But new research suggests the electron's quantum state — the electron wave function — can be separated into many parts. That has some strange implications for the theory of quantum mechanics. PROVIDENCE, R.I. [Brown University] — New research by physicists from Brown University puts the profound strangeness of quantum mechanics in a nutshell — or, more accurately, in a helium bubble. Experiments led by Humphrey Maris, professor of physics at Brown, suggest that the quantum state of an electron — the electron’s wave function — can be shattered into pieces and those pieces can be trapped in tiny bubbles of liquid helium. In quantum mechanics, particles do not have a distinct position in space. Who Really Found the Higgs Boson - Issue 18: Genius. To those who say that there is no room for genius in modern science because everything has been discovered, Fabiola Gianotti has a sharp reply.
“No, not at all,” says the former spokesperson of the ATLAS Experiment, the largest particle detector at the Large Hadron Collider at CERN. “Until the fourth of July, 2012 we had no proof that nature allows for elementary scalar fields. So there is a lot of space for genius.” She is referring to the discovery of the Higgs boson two years ago—potentially one of the most important advances in physics in the past half century. AAAS - Blocking Access to the Scientific Literature Even When They Say It Is "Free" [1404.3757] Inheritance patterns in citation networks reveal scientific memes.

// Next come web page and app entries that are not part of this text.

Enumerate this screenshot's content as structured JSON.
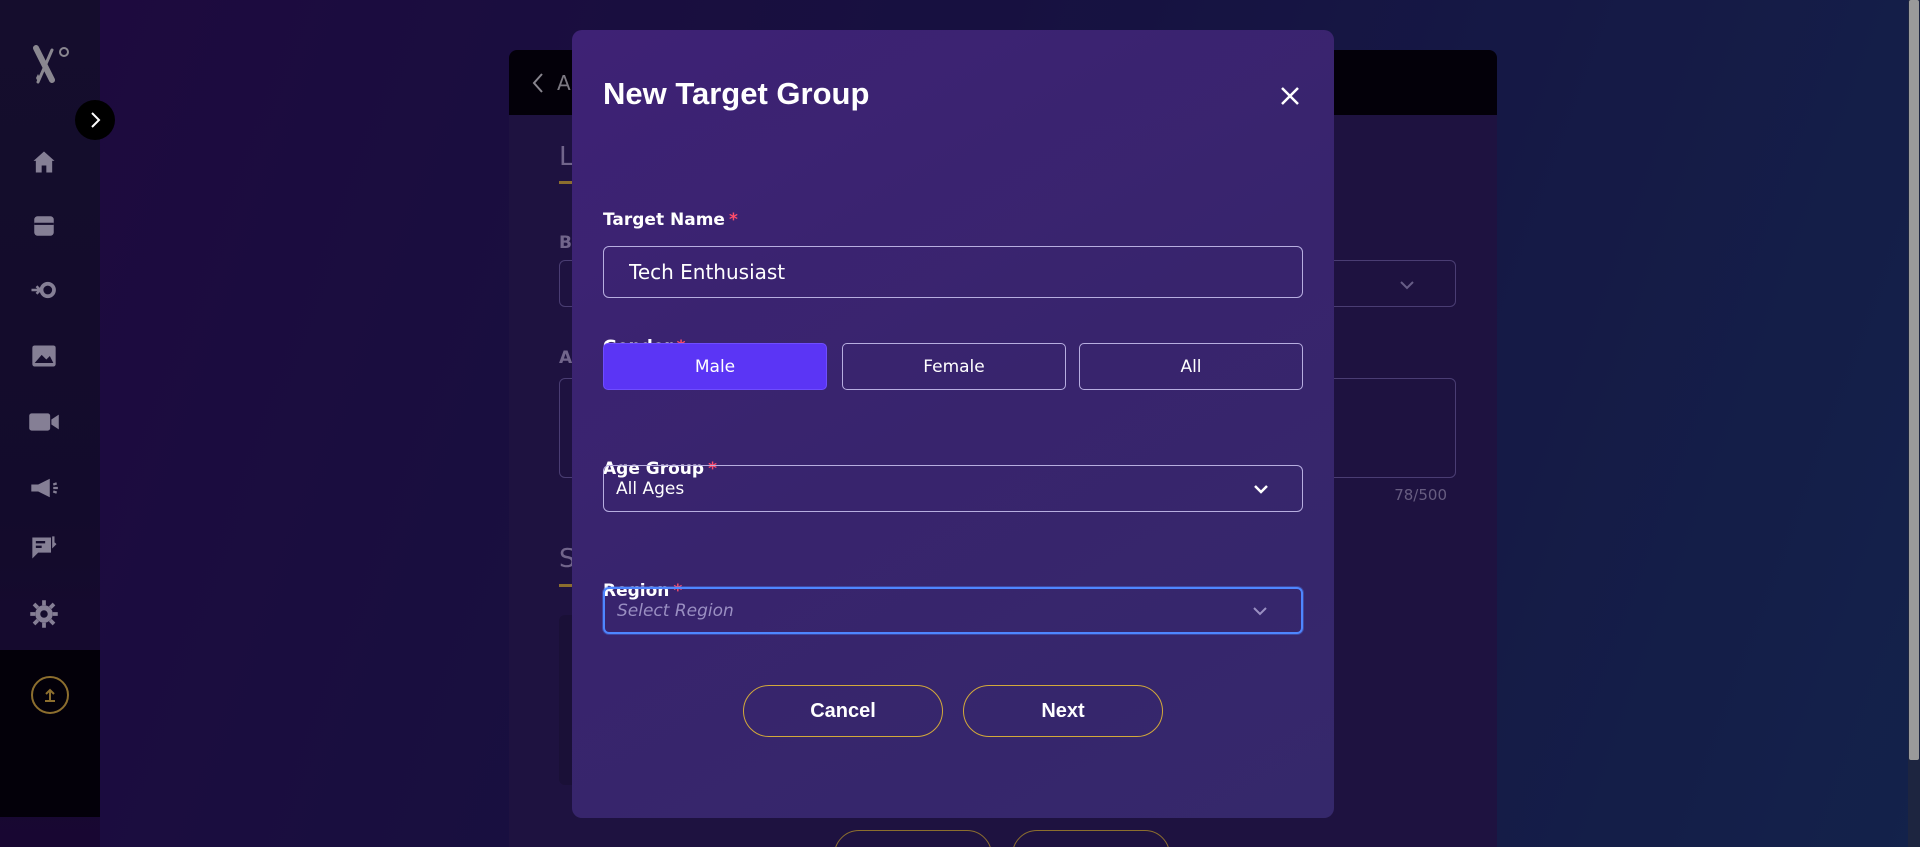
{
  "background": {
    "topbar_text": "A",
    "section_letter_1": "L",
    "label_b": "B",
    "label_a": "A",
    "section_letter_2": "S",
    "counter": "78/500"
  },
  "modal": {
    "title": "New Target Group",
    "target_name": {
      "label": "Target Name",
      "required_mark": "*",
      "value": "Tech Enthusiast"
    },
    "gender": {
      "label": "Gender",
      "required_mark": "*",
      "options": [
        "Male",
        "Female",
        "All"
      ],
      "selected": "Male"
    },
    "age_group": {
      "label": "Age Group",
      "required_mark": "*",
      "value": "All Ages"
    },
    "region": {
      "label": "Region",
      "required_mark": "*",
      "placeholder": "Select Region"
    },
    "cancel_label": "Cancel",
    "next_label": "Next"
  },
  "colors": {
    "accent": "#5b35f5",
    "gold": "#d3a93a",
    "required": "#ff4d6a",
    "focus": "#4e86ff"
  },
  "icons": [
    "logo-icon",
    "chevron-right-icon",
    "home-icon",
    "archive-icon",
    "gear-arrow-icon",
    "image-icon",
    "video-icon",
    "megaphone-icon",
    "task-icon",
    "settings-icon",
    "upload-icon",
    "close-icon",
    "chevron-down-icon"
  ]
}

I accidentally started a Wikipedia hoax. Organic synthesis: The robo-chemist. Genomics. Press Button. Imagine this as a synthetic biologist.
You’ve come back from a lab group meeting, and your colleague has just finished up designing 10 different genetic variants that you’d like to test. At your computer, you pull down her latest gene sequence designs, using something like: THE LAST DAYS OF THE POLYMATH. People who know a lot about a lot have long been an exclusive club, but now they are an endangered species. Edward Carr tracks some down ... From INTELLIGENT LIFE Magazine, Autumn 2009 CARL DJERASSI can remember the moment when he became a writer. It was 1993, he was a professor of chemistry at Stanford University in California and he had already written books about science and about his life as one of the inventors of the Pill. BBC staff told to stop inviting cranks on to science programmes. “Science coverage does not simply lie in reflecting a wide range of views but depends on the varying degree of prominence such views should be given.”
The Open Journal by arfon. Cosmology: Unearthing a 13th-century multiverse. ONE thing that irks this Babbage is the view that if schools simply focused on science, technology, engineering and mathematics (STEM)—at the expense of frivolous “non-scientific” subjects—then a model 21st-century workforce would magically materialise. The Control Group Is Out Of Control.
Allan Crossman calls parapsychology the control group for science. Protocols.io - Life Sciences Protocol Repository by ZappyLab. Protocols. Software Sustainability Institute. By Ian Gent, Professor of Computer Science, University of St Andrews. About - Algorithmia. Reinventing Explanation. Open Science Framework.